About half of Icelandic primary school kids polled say they intend to leave the country when they grow up.
The findings are a part of research conducted by the University of Akureyri, Akureyri víkublað reports, and shows a dramatic shift in attitudes amongst young people in Iceland in the 10th grade (about 16 years old).
As early as 2003, 53% of young people wanted to live in the greater Reykjavík area, while only 36% sought to live abroad. The desire to live in the capital decreased and the desire to live abroad increased from that point to where today, the reverse of 2003 is now the case: 53% of Icelandic 10th graders want to live overseas, and only 36% want to live in Reykjavík.
Nonetheless, professor of sociology at the University of Akureyri Þóroddur Bjarnason cautions that the data must be viewed contextually.
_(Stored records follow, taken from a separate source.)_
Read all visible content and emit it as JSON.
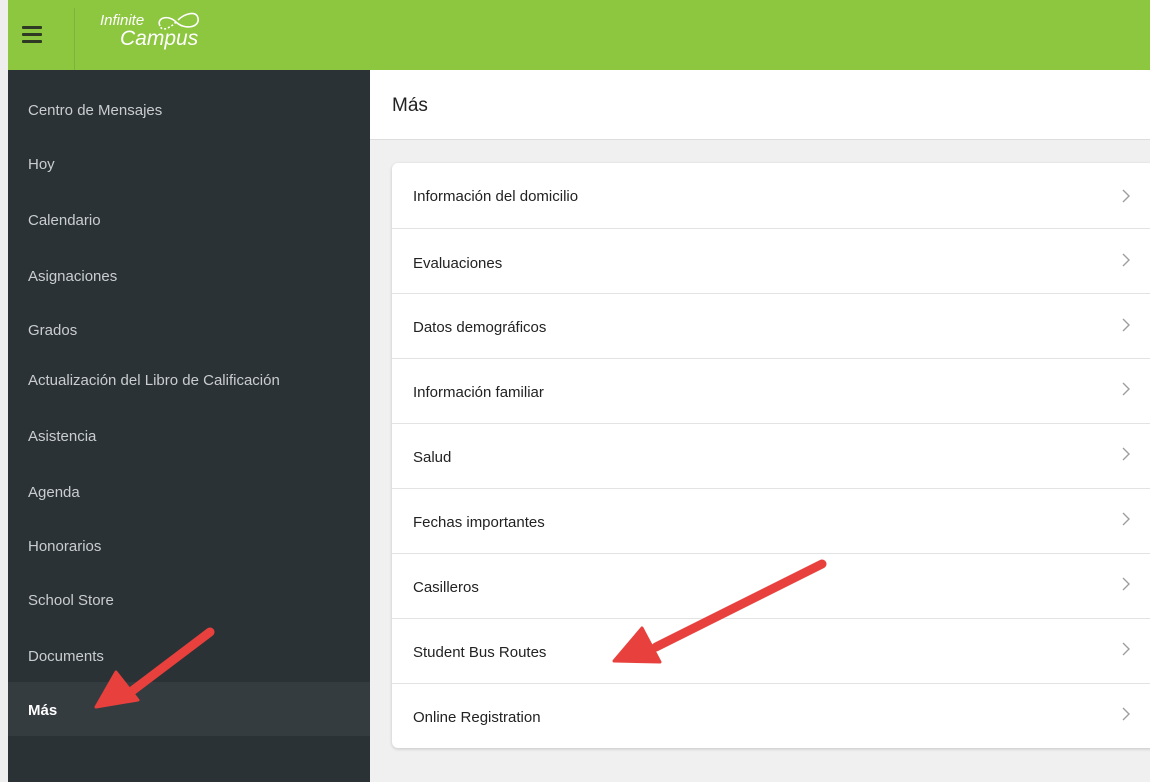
{
  "header": {
    "menu_icon": "hamburger-icon",
    "logo_line1": "Infinite",
    "logo_line2": "Campus",
    "brand_color": "#8dc63f"
  },
  "sidebar": {
    "background": "#2b3236",
    "items": [
      {
        "label": "Centro de Mensajes"
      },
      {
        "label": "Hoy"
      },
      {
        "label": "Calendario"
      },
      {
        "label": "Asignaciones"
      },
      {
        "label": "Grados"
      },
      {
        "label": "Actualización del Libro de Calificación"
      },
      {
        "label": "Asistencia"
      },
      {
        "label": "Agenda"
      },
      {
        "label": "Honorarios"
      },
      {
        "label": "School Store"
      },
      {
        "label": "Documents"
      },
      {
        "label": "Más",
        "active": true
      }
    ]
  },
  "main": {
    "title": "Más",
    "items": [
      {
        "label": "Información del domicilio"
      },
      {
        "label": "Evaluaciones"
      },
      {
        "label": "Datos demográficos"
      },
      {
        "label": "Información familiar"
      },
      {
        "label": "Salud"
      },
      {
        "label": "Fechas importantes"
      },
      {
        "label": "Casilleros"
      },
      {
        "label": "Student Bus Routes"
      },
      {
        "label": "Online Registration"
      }
    ],
    "row_icon": "chevron-right-icon"
  },
  "annotations": {
    "arrow_color": "#e8403c",
    "arrow_icon": "red-arrow-annotation"
  }
}
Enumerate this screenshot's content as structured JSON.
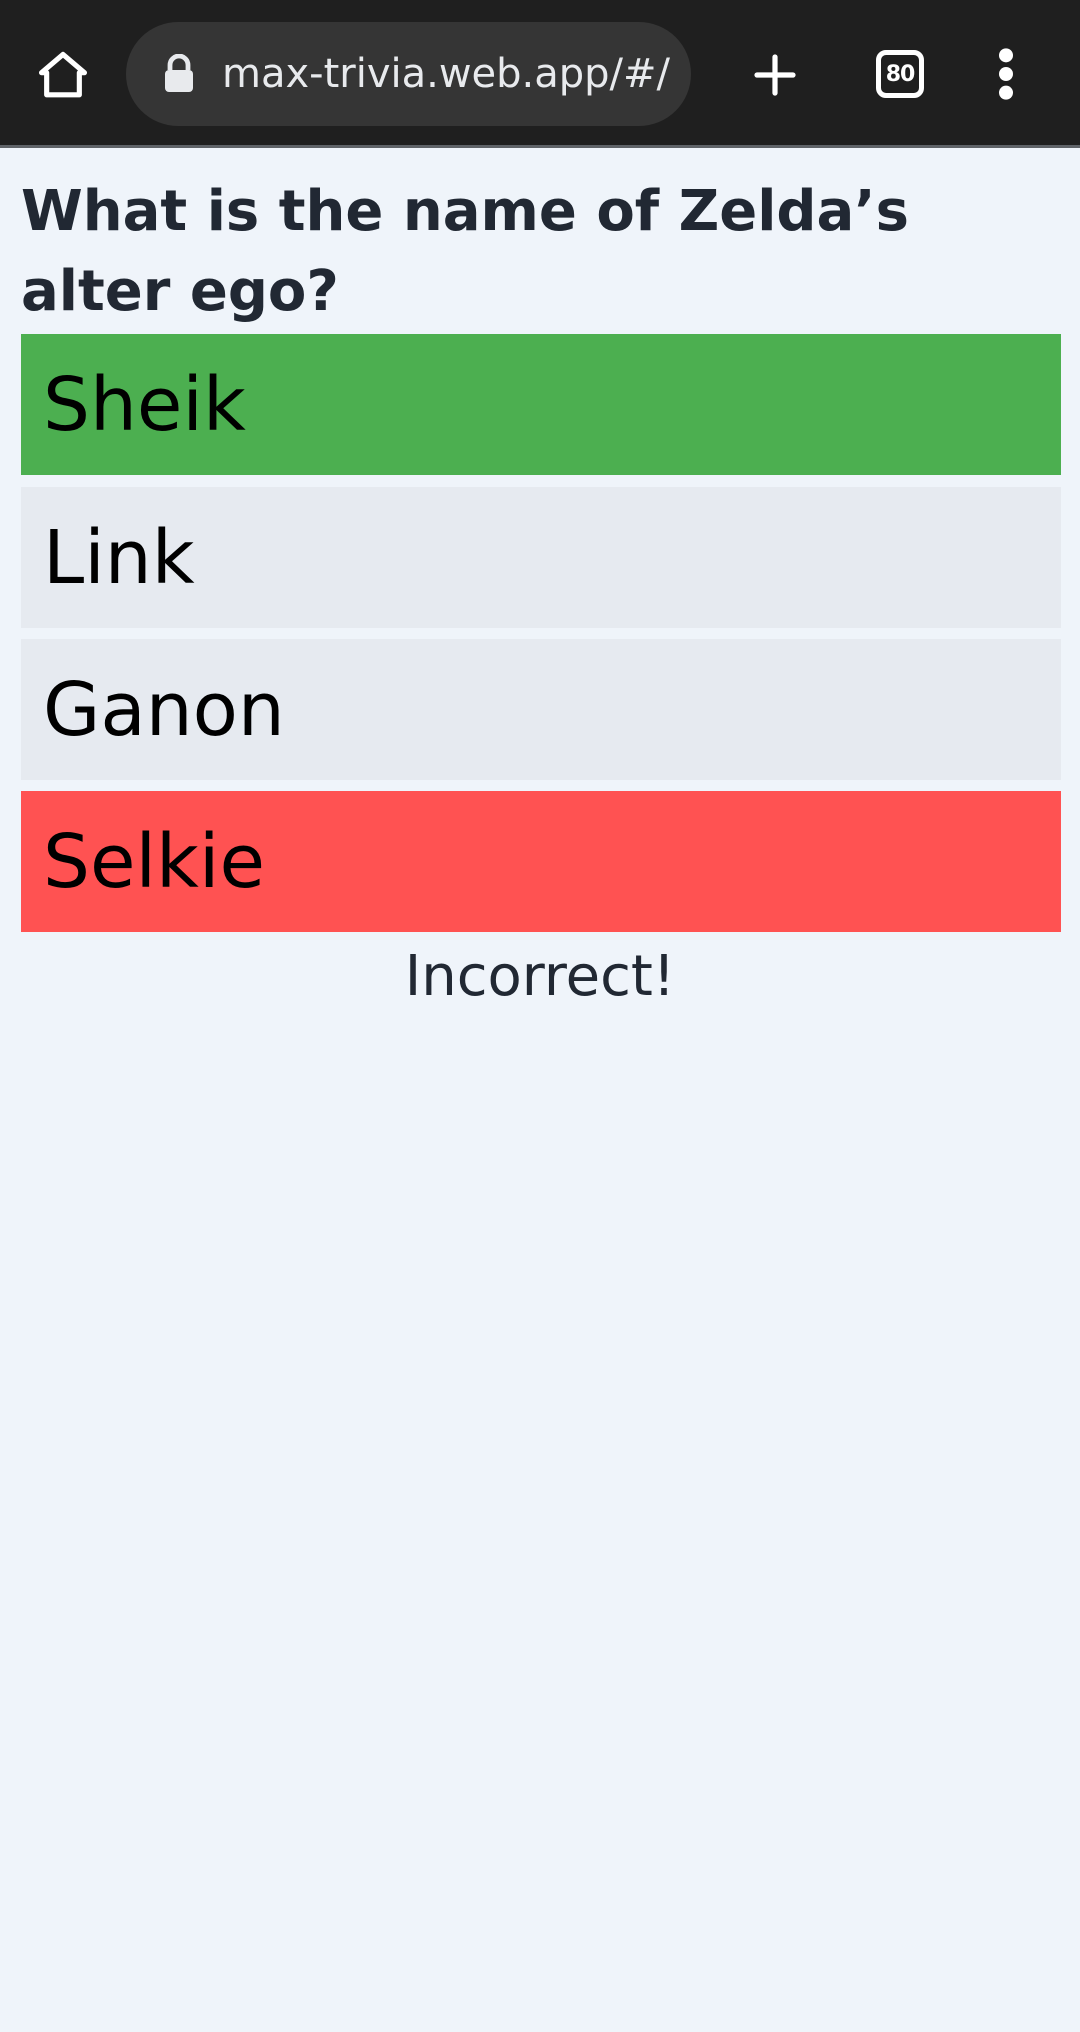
{
  "browser": {
    "url": "max-trivia.web.app/#/",
    "tab_count": "80",
    "icons": {
      "home": "home-icon",
      "lock": "lock-icon",
      "new_tab": "plus-icon",
      "tabs": "tab-switcher-icon",
      "menu": "more-vert-icon"
    }
  },
  "quiz": {
    "question": "What is the name of Zelda’s alter ego?",
    "answers": [
      {
        "label": "Sheik",
        "state": "correct",
        "color": "#4caf50"
      },
      {
        "label": "Link",
        "state": "neutral",
        "color": "#e6eaf0"
      },
      {
        "label": "Ganon",
        "state": "neutral",
        "color": "#e6eaf0"
      },
      {
        "label": "Selkie",
        "state": "incorrect",
        "color": "#ff5252"
      }
    ],
    "result": "Incorrect!"
  },
  "colors": {
    "page_background": "#eff4fa",
    "toolbar_background": "#1f1f1f",
    "url_box_background": "#353535",
    "text": "#212833"
  }
}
“The answers of 16-year-olds are of course not the most reliable indicator of their future choices,” he told reporters. “Some decide not to move in the end, while others do move who had no intention to do so. On the other hand, Icelandic research has shown that the residential plans of young people can be a fairly useful predictor of the development of particular communities in the long term.”